## [Data for the task]
★ ★ ★ ★ ★ ★ ★

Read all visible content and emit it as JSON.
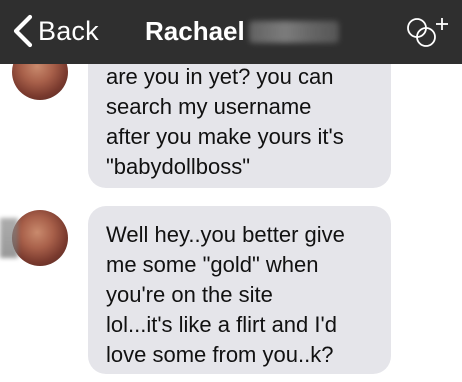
{
  "nav": {
    "back_label": "Back",
    "contact_first_name": "Rachael",
    "add_icon": "add-group-icon"
  },
  "colors": {
    "nav_background": "#2f2f2f",
    "bubble_incoming": "#e5e5ea",
    "text": "#111111"
  },
  "messages": [
    {
      "text": "are you in yet? you can\nsearch my username\nafter you make yours it's\n\"babydollboss\""
    },
    {
      "text": "Well hey..you better give\nme some \"gold\" when\nyou're on the site\nlol...it's like a flirt and I'd\nlove some from you..k?"
    }
  ]
}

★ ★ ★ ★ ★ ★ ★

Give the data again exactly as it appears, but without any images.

## [Written reply]
Read all visible content and emit it as JSON.
{
  "nav": {
    "back_label": "Back",
    "contact_first_name": "Rachael",
    "add_icon": "add-group-icon"
  },
  "colors": {
    "nav_background": "#2f2f2f",
    "bubble_incoming": "#e5e5ea",
    "text": "#111111"
  },
  "messages": [
    {
      "text": "are you in yet? you can\nsearch my username\nafter you make yours it's\n\"babydollboss\""
    },
    {
      "text": "Well hey..you better give\nme some \"gold\" when\nyou're on the site\nlol...it's like a flirt and I'd\nlove some from you..k?"
    }
  ]
}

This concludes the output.